##### GIVEN RECORDS

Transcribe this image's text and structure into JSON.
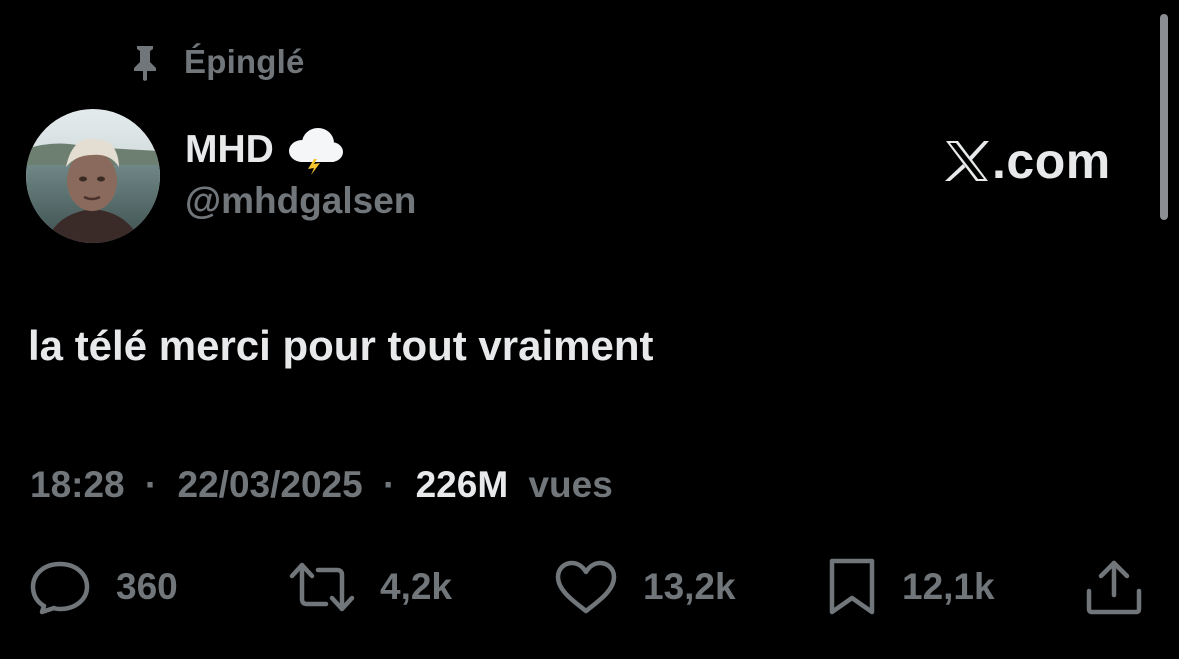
{
  "pinned": {
    "label": "Épinglé",
    "icon": "pin-icon"
  },
  "author": {
    "display_name": "MHD",
    "emoji_icon": "cloud-lightning-icon",
    "handle": "@mhdgalsen",
    "avatar": "avatar-photo"
  },
  "brand": {
    "logo_icon": "x-logo-icon",
    "suffix": ".com"
  },
  "tweet": {
    "text": "la télé merci pour tout vraiment"
  },
  "meta": {
    "time": "18:28",
    "separator": "·",
    "date": "22/03/2025",
    "views_count": "226M",
    "views_label": "vues"
  },
  "actions": {
    "reply": {
      "icon": "reply-icon",
      "count": "360"
    },
    "repost": {
      "icon": "repost-icon",
      "count": "4,2k"
    },
    "like": {
      "icon": "heart-icon",
      "count": "13,2k"
    },
    "bookmark": {
      "icon": "bookmark-icon",
      "count": "12,1k"
    },
    "share": {
      "icon": "share-icon"
    }
  },
  "colors": {
    "background": "#000000",
    "primary_text": "#e7e9ea",
    "secondary_text": "#71767b"
  }
}
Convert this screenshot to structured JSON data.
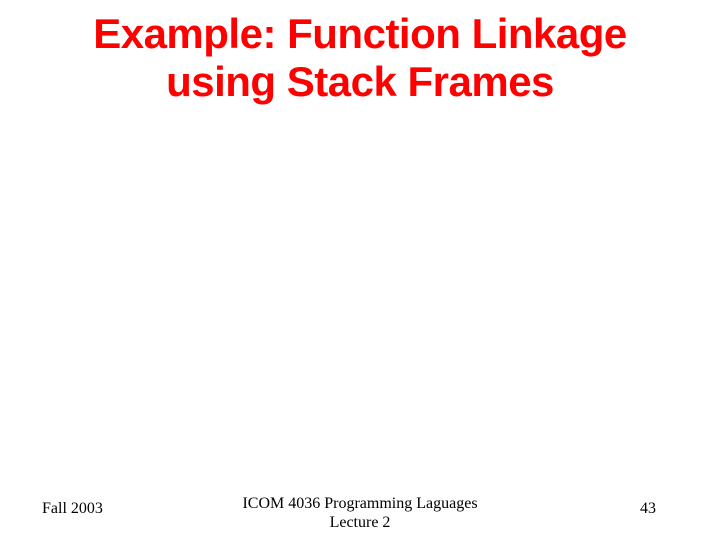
{
  "title": {
    "line1": "Example: Function Linkage",
    "line2": "using Stack Frames"
  },
  "footer": {
    "left": "Fall 2003",
    "center_line1": "ICOM 4036 Programming Laguages",
    "center_line2": "Lecture 2",
    "right": "43"
  }
}
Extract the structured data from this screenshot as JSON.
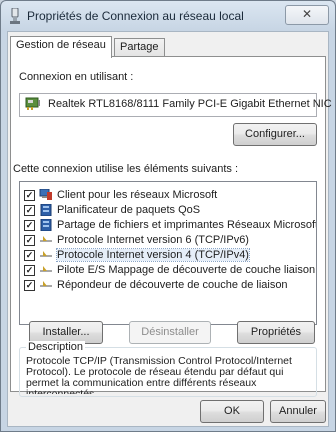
{
  "window": {
    "title": "Propriétés de Connexion au réseau local",
    "close_glyph": "✕"
  },
  "tabs": [
    {
      "label": "Gestion de réseau",
      "active": true
    },
    {
      "label": "Partage",
      "active": false
    }
  ],
  "connection": {
    "label": "Connexion en utilisant :",
    "adapter": "Realtek RTL8168/8111 Family PCI-E Gigabit Ethernet NIC",
    "configure_button": "Configurer..."
  },
  "components": {
    "label": "Cette connexion utilise les éléments suivants :",
    "items": [
      {
        "label": "Client pour les réseaux Microsoft",
        "checked": true,
        "icon": "network-client-icon"
      },
      {
        "label": "Planificateur de paquets QoS",
        "checked": true,
        "icon": "service-icon"
      },
      {
        "label": "Partage de fichiers et imprimantes Réseaux Microsoft",
        "checked": true,
        "icon": "service-icon"
      },
      {
        "label": "Protocole Internet version 6 (TCP/IPv6)",
        "checked": true,
        "icon": "protocol-icon"
      },
      {
        "label": "Protocole Internet version 4 (TCP/IPv4)",
        "checked": true,
        "icon": "protocol-icon",
        "selected": true
      },
      {
        "label": "Pilote E/S Mappage de découverte de couche liaison",
        "checked": true,
        "icon": "protocol-icon"
      },
      {
        "label": "Répondeur de découverte de couche de liaison",
        "checked": true,
        "icon": "protocol-icon"
      }
    ]
  },
  "actions": {
    "install": "Installer...",
    "uninstall": "Désinstaller",
    "properties": "Propriétés"
  },
  "description": {
    "label": "Description",
    "text": "Protocole TCP/IP (Transmission Control Protocol/Internet Protocol). Le protocole de réseau étendu par défaut qui permet la communication entre différents réseaux interconnectés."
  },
  "footer": {
    "ok": "OK",
    "cancel": "Annuler"
  },
  "colors": {
    "selection": "#e6eef8",
    "protocol_icon": "#c8a02a",
    "service_icon": "#2d5fa8"
  }
}
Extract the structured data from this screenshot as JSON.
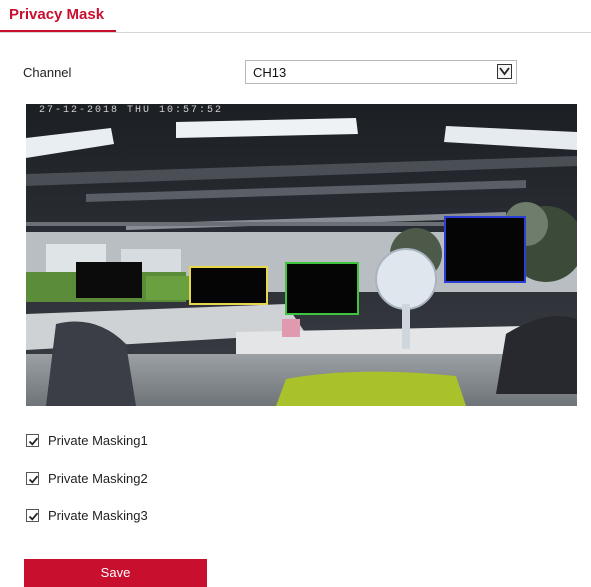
{
  "page": {
    "title": "Privacy Mask"
  },
  "channel": {
    "label": "Channel",
    "value": "CH13"
  },
  "video": {
    "timestamp": "27-12-2018 THU 10:57:52"
  },
  "masks": [
    {
      "label": "Private Masking1",
      "checked": true,
      "color": "#e6d84a"
    },
    {
      "label": "Private Masking2",
      "checked": true,
      "color": "#3fc43f"
    },
    {
      "label": "Private Masking3",
      "checked": true,
      "color": "#2b3ed6"
    }
  ],
  "actions": {
    "save_label": "Save"
  },
  "colors": {
    "accent": "#c8102e"
  }
}
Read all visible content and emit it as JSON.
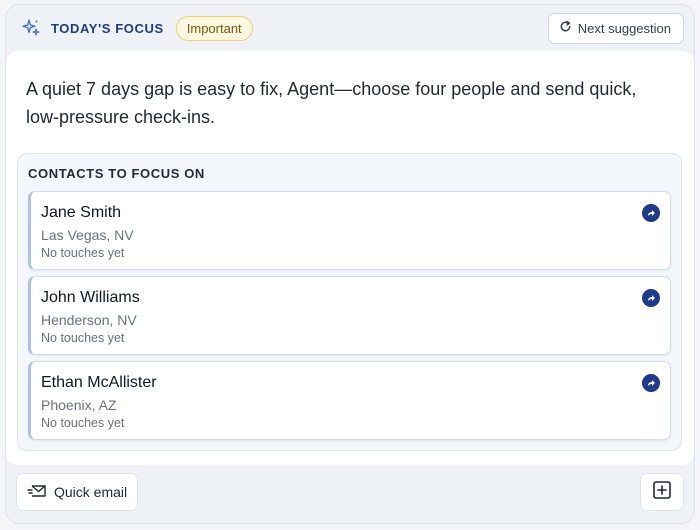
{
  "header": {
    "icon": "sparkle-icon",
    "title": "TODAY'S FOCUS",
    "badge": "Important",
    "next_label": "Next suggestion"
  },
  "message": "A quiet 7 days gap is easy to fix, Agent—choose four people and send quick, low-pressure check-ins.",
  "contacts": {
    "heading": "CONTACTS TO FOCUS ON",
    "items": [
      {
        "name": "Jane Smith",
        "location": "Las Vegas, NV",
        "touches": "No touches yet"
      },
      {
        "name": "John Williams",
        "location": "Henderson, NV",
        "touches": "No touches yet"
      },
      {
        "name": "Ethan McAllister",
        "location": "Phoenix, AZ",
        "touches": "No touches yet"
      }
    ]
  },
  "footer": {
    "quick_email_label": "Quick email",
    "quick_email_icon": "mail-send-icon",
    "add_icon": "plus-square-icon"
  },
  "colors": {
    "accent": "#1e3a8a",
    "badge_bg": "#fff7e0",
    "badge_border": "#f1cf78"
  }
}
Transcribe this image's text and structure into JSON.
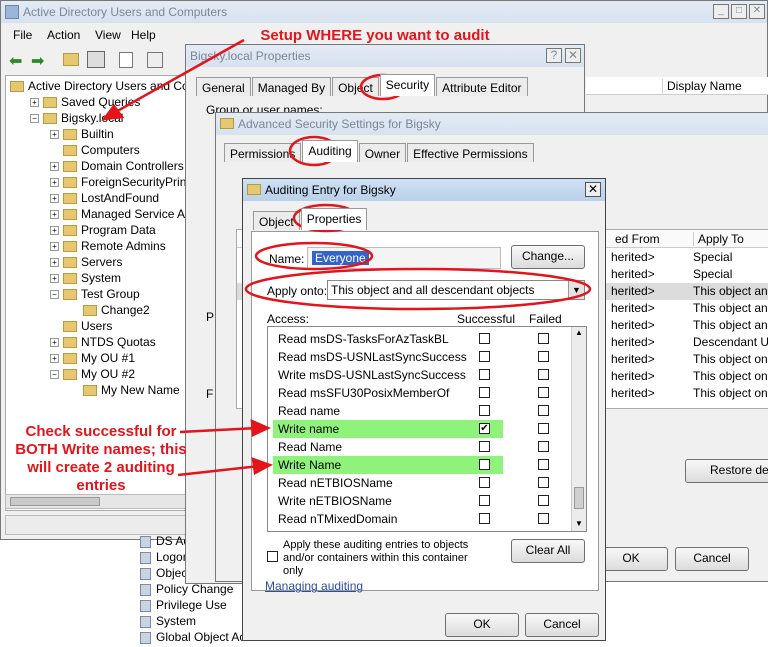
{
  "main_window": {
    "title": "Active Directory Users and Computers",
    "menu": [
      "File",
      "Action",
      "View",
      "Help"
    ],
    "tree": [
      {
        "label": "Active Directory Users and Com",
        "level": 0
      },
      {
        "label": "Saved Queries",
        "level": 1
      },
      {
        "label": "Bigsky.local",
        "level": 1
      },
      {
        "label": "Builtin",
        "level": 2
      },
      {
        "label": "Computers",
        "level": 2
      },
      {
        "label": "Domain Controllers",
        "level": 2
      },
      {
        "label": "ForeignSecurityPrincipal",
        "level": 2
      },
      {
        "label": "LostAndFound",
        "level": 2
      },
      {
        "label": "Managed Service Accou",
        "level": 2
      },
      {
        "label": "Program Data",
        "level": 2
      },
      {
        "label": "Remote Admins",
        "level": 2
      },
      {
        "label": "Servers",
        "level": 2
      },
      {
        "label": "System",
        "level": 2
      },
      {
        "label": "Test Group",
        "level": 2
      },
      {
        "label": "Change2",
        "level": 3
      },
      {
        "label": "Users",
        "level": 2
      },
      {
        "label": "NTDS Quotas",
        "level": 2
      },
      {
        "label": "My OU #1",
        "level": 2
      },
      {
        "label": "My OU #2",
        "level": 2
      },
      {
        "label": "My New Name",
        "level": 3
      }
    ],
    "column_header": "Display Name"
  },
  "bottom_list": [
    "DS Access",
    "Logon/Logo",
    "Object Acce",
    "Policy Change",
    "Privilege Use",
    "System",
    "Global Object Acc"
  ],
  "properties_dialog": {
    "title": "Bigsky.local Properties",
    "tabs": [
      "General",
      "Managed By",
      "Object",
      "Security",
      "Attribute Editor"
    ],
    "group_label": "Group or user names:"
  },
  "advanced_dialog": {
    "title": "Advanced Security Settings for Bigsky",
    "tabs": [
      "Permissions",
      "Auditing",
      "Owner",
      "Effective Permissions"
    ],
    "col_inherited": "ed From",
    "col_apply": "Apply To",
    "rows": [
      {
        "from": "herited>",
        "to": "Special"
      },
      {
        "from": "herited>",
        "to": "Special"
      },
      {
        "from": "herited>",
        "to": "This object and a"
      },
      {
        "from": "herited>",
        "to": "This object and a"
      },
      {
        "from": "herited>",
        "to": "This object and a"
      },
      {
        "from": "herited>",
        "to": "Descendant Use"
      },
      {
        "from": "herited>",
        "to": "This object only"
      },
      {
        "from": "herited>",
        "to": "This object only"
      },
      {
        "from": "herited>",
        "to": "This object only"
      }
    ],
    "restore_button": "Restore defa",
    "ok": "OK",
    "cancel": "Cancel"
  },
  "audit_dialog": {
    "title": "Auditing Entry for Bigsky",
    "tabs": [
      "Object",
      "Properties"
    ],
    "name_label": "Name:",
    "name_value": "Everyone",
    "change_button": "Change...",
    "apply_label": "Apply onto:",
    "apply_value": "This object and all descendant objects",
    "access_header": "Access:",
    "successful_header": "Successful",
    "failed_header": "Failed",
    "entries": [
      {
        "label": "Read msDS-TasksForAzTaskBL",
        "s": false,
        "f": false
      },
      {
        "label": "Read msDS-USNLastSyncSuccess",
        "s": false,
        "f": false
      },
      {
        "label": "Write msDS-USNLastSyncSuccess",
        "s": false,
        "f": false
      },
      {
        "label": "Read msSFU30PosixMemberOf",
        "s": false,
        "f": false
      },
      {
        "label": "Read name",
        "s": false,
        "f": false
      },
      {
        "label": "Write name",
        "s": true,
        "f": false
      },
      {
        "label": "Read Name",
        "s": false,
        "f": false
      },
      {
        "label": "Write Name",
        "s": false,
        "f": false
      },
      {
        "label": "Read nETBIOSName",
        "s": false,
        "f": false
      },
      {
        "label": "Write nETBIOSName",
        "s": false,
        "f": false
      },
      {
        "label": "Read nTMixedDomain",
        "s": false,
        "f": false
      }
    ],
    "apply_checkbox_label": "Apply these auditing entries to objects and/or containers within this container only",
    "clear_all": "Clear All",
    "managing_link": "Managing auditing",
    "ok": "OK",
    "cancel": "Cancel"
  },
  "annotations": {
    "top": "Setup WHERE you want to audit",
    "left": "Check successful for BOTH Write names; this will create 2 auditing entries"
  }
}
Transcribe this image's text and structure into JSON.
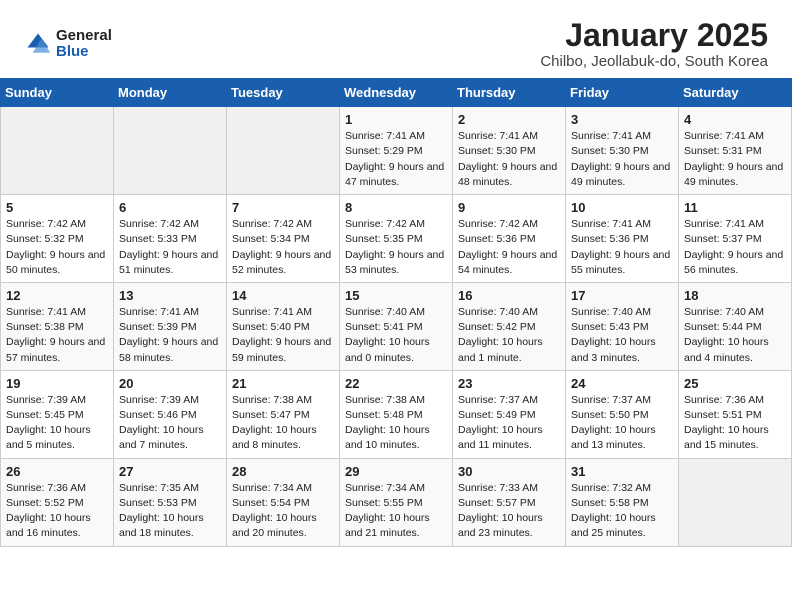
{
  "header": {
    "logo_general": "General",
    "logo_blue": "Blue",
    "month_title": "January 2025",
    "location": "Chilbo, Jeollabuk-do, South Korea"
  },
  "weekdays": [
    "Sunday",
    "Monday",
    "Tuesday",
    "Wednesday",
    "Thursday",
    "Friday",
    "Saturday"
  ],
  "weeks": [
    [
      {
        "day": "",
        "info": ""
      },
      {
        "day": "",
        "info": ""
      },
      {
        "day": "",
        "info": ""
      },
      {
        "day": "1",
        "info": "Sunrise: 7:41 AM\nSunset: 5:29 PM\nDaylight: 9 hours\nand 47 minutes."
      },
      {
        "day": "2",
        "info": "Sunrise: 7:41 AM\nSunset: 5:30 PM\nDaylight: 9 hours\nand 48 minutes."
      },
      {
        "day": "3",
        "info": "Sunrise: 7:41 AM\nSunset: 5:30 PM\nDaylight: 9 hours\nand 49 minutes."
      },
      {
        "day": "4",
        "info": "Sunrise: 7:41 AM\nSunset: 5:31 PM\nDaylight: 9 hours\nand 49 minutes."
      }
    ],
    [
      {
        "day": "5",
        "info": "Sunrise: 7:42 AM\nSunset: 5:32 PM\nDaylight: 9 hours\nand 50 minutes."
      },
      {
        "day": "6",
        "info": "Sunrise: 7:42 AM\nSunset: 5:33 PM\nDaylight: 9 hours\nand 51 minutes."
      },
      {
        "day": "7",
        "info": "Sunrise: 7:42 AM\nSunset: 5:34 PM\nDaylight: 9 hours\nand 52 minutes."
      },
      {
        "day": "8",
        "info": "Sunrise: 7:42 AM\nSunset: 5:35 PM\nDaylight: 9 hours\nand 53 minutes."
      },
      {
        "day": "9",
        "info": "Sunrise: 7:42 AM\nSunset: 5:36 PM\nDaylight: 9 hours\nand 54 minutes."
      },
      {
        "day": "10",
        "info": "Sunrise: 7:41 AM\nSunset: 5:36 PM\nDaylight: 9 hours\nand 55 minutes."
      },
      {
        "day": "11",
        "info": "Sunrise: 7:41 AM\nSunset: 5:37 PM\nDaylight: 9 hours\nand 56 minutes."
      }
    ],
    [
      {
        "day": "12",
        "info": "Sunrise: 7:41 AM\nSunset: 5:38 PM\nDaylight: 9 hours\nand 57 minutes."
      },
      {
        "day": "13",
        "info": "Sunrise: 7:41 AM\nSunset: 5:39 PM\nDaylight: 9 hours\nand 58 minutes."
      },
      {
        "day": "14",
        "info": "Sunrise: 7:41 AM\nSunset: 5:40 PM\nDaylight: 9 hours\nand 59 minutes."
      },
      {
        "day": "15",
        "info": "Sunrise: 7:40 AM\nSunset: 5:41 PM\nDaylight: 10 hours\nand 0 minutes."
      },
      {
        "day": "16",
        "info": "Sunrise: 7:40 AM\nSunset: 5:42 PM\nDaylight: 10 hours\nand 1 minute."
      },
      {
        "day": "17",
        "info": "Sunrise: 7:40 AM\nSunset: 5:43 PM\nDaylight: 10 hours\nand 3 minutes."
      },
      {
        "day": "18",
        "info": "Sunrise: 7:40 AM\nSunset: 5:44 PM\nDaylight: 10 hours\nand 4 minutes."
      }
    ],
    [
      {
        "day": "19",
        "info": "Sunrise: 7:39 AM\nSunset: 5:45 PM\nDaylight: 10 hours\nand 5 minutes."
      },
      {
        "day": "20",
        "info": "Sunrise: 7:39 AM\nSunset: 5:46 PM\nDaylight: 10 hours\nand 7 minutes."
      },
      {
        "day": "21",
        "info": "Sunrise: 7:38 AM\nSunset: 5:47 PM\nDaylight: 10 hours\nand 8 minutes."
      },
      {
        "day": "22",
        "info": "Sunrise: 7:38 AM\nSunset: 5:48 PM\nDaylight: 10 hours\nand 10 minutes."
      },
      {
        "day": "23",
        "info": "Sunrise: 7:37 AM\nSunset: 5:49 PM\nDaylight: 10 hours\nand 11 minutes."
      },
      {
        "day": "24",
        "info": "Sunrise: 7:37 AM\nSunset: 5:50 PM\nDaylight: 10 hours\nand 13 minutes."
      },
      {
        "day": "25",
        "info": "Sunrise: 7:36 AM\nSunset: 5:51 PM\nDaylight: 10 hours\nand 15 minutes."
      }
    ],
    [
      {
        "day": "26",
        "info": "Sunrise: 7:36 AM\nSunset: 5:52 PM\nDaylight: 10 hours\nand 16 minutes."
      },
      {
        "day": "27",
        "info": "Sunrise: 7:35 AM\nSunset: 5:53 PM\nDaylight: 10 hours\nand 18 minutes."
      },
      {
        "day": "28",
        "info": "Sunrise: 7:34 AM\nSunset: 5:54 PM\nDaylight: 10 hours\nand 20 minutes."
      },
      {
        "day": "29",
        "info": "Sunrise: 7:34 AM\nSunset: 5:55 PM\nDaylight: 10 hours\nand 21 minutes."
      },
      {
        "day": "30",
        "info": "Sunrise: 7:33 AM\nSunset: 5:57 PM\nDaylight: 10 hours\nand 23 minutes."
      },
      {
        "day": "31",
        "info": "Sunrise: 7:32 AM\nSunset: 5:58 PM\nDaylight: 10 hours\nand 25 minutes."
      },
      {
        "day": "",
        "info": ""
      }
    ]
  ]
}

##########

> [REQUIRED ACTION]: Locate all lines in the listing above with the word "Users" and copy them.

> [EXPECTED ANSWER]:
    "title": "Active Directory Users and Computers",
        "label": "Active Directory Users and Com",
        "label": "Users",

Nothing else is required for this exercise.